As states across the country begin the process of reopening their respective economies, retailers are coming to terms with the financial and social impacts of COVID-19 on sales and consumer shopping habits.
Retail Sales Slowdown
The month of April saw an estimated $150 billion loss in retail sales. Those businesses and retailers deemed “essential” during the pandemic—think supermarkets, pharmacies and big-box stores like Target and Walmart—fared better than their non-essential counterparts. The relative success of essential retailers throughout the COVID-19 pandemic has helped offset struggling retail sectors. Movie theaters, health and fitness retailers, childcare centers, enclosed shopping malls and casual dining restaurants have all suffered during this extended national lockdown period.
Case Study: Best Buy
In the midst of the COVID-19 pandemic, the electronics and home appliance retailer Best Buy has shifted to something of a hybrid retail model. When the retailer voluntarily closed all of its stores on March 22, Best Buy pivoted to a curbside pick-up model that complemented its home delivery services. Best Buy’s curbside business model led to triple digit gains in its e-commerce channel.

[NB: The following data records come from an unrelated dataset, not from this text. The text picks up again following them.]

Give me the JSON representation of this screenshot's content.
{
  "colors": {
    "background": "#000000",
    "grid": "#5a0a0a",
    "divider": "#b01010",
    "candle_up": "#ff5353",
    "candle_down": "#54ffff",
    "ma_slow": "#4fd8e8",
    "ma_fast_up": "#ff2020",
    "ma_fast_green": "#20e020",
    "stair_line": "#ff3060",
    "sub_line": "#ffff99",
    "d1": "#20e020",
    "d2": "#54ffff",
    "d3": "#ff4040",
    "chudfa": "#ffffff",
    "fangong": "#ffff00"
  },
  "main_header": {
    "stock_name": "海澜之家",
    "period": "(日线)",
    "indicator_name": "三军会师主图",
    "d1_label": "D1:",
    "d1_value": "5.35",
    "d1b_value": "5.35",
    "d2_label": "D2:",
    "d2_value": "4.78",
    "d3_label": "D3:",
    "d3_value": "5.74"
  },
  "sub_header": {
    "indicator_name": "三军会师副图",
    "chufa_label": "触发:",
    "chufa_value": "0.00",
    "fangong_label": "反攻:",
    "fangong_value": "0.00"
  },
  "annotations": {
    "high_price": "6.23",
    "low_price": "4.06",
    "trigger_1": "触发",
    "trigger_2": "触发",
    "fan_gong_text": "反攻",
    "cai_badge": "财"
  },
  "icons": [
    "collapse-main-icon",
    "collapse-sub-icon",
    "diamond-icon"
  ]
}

In late May, company executives reported that Best Buy was able to retain at least 81 percent of its sales volume and saw a staggering 155 percent increase in its online sales.
With states easing stay-a-home restrictions, the number of businesses that are now open to the public has started to increase. Best Buy has chosen to reopen select stores for appointment-only shopping, and stores that remain shuttered still offer curbside pick-up of online orders. Store remodeling plans of at least $800 million have been put on hold. Instead, Best Buy plans to spend at least $650 million on investments in technology and automation.
The Future of the Retail Experience
Best Buy’s successful hybrid retail model could be a blueprint that retailers can use in a post-pandemic world. COVID-19 has caused a majority of shoppers to adopt new behaviors, from utilizing e-commerce to buy non-essential items to limiting grocery store visits to once per week. Common practices during the pandemic like social distancing, limited in-store customer capacity and adjusted store hours are likely to be adopted by retailers for the foreseeable future.
In fact, the way retailers do business may never be the same again. Brick-and-mortar store layouts will inevitably change to accommodate new safety protocols. Fewer customers shopping in-store could lead to a shrinking retail workforce. Landlords and property management companies will undoubtedly seek new approaches to filling in vacant spaces in smaller shopping centers. Brands that have shown increased awareness of product and consumer safety during the pandemic are likely to gain more loyal customers. All of these and more will contribute to the ever-changing retail landscape, both in the United States and across the globe.
How can Ground + Space help?
Ground + Space is a leading commercial real estate firm that specializes in single-tenant and retail NNN investments. We have several listings available featuring retailers that are in a prime position to succeed in a post-pandemic economy. We are committed to providing up-to-date information and best-in-class services to clients during the COVID-19 pandemic and beyond. The market changes daily, so please contact one of our brokers for specialized guidance during this time.
How can I stay informed?
The Centers for Disease Control and Prevention (CDC) offers daily updates and other information about COVID-19 symptoms and testing in the United States. Johns Hopkins University (JHU) has created a resource to help inform the public and advance comprehensive understanding of the novel coronavirus and its effects backed by experts in global public health, infectious disease and emergency preparedness. Additionally, the World Health Organization (WHO) continues to track the number and location of confirmed cases of the virus across the globe.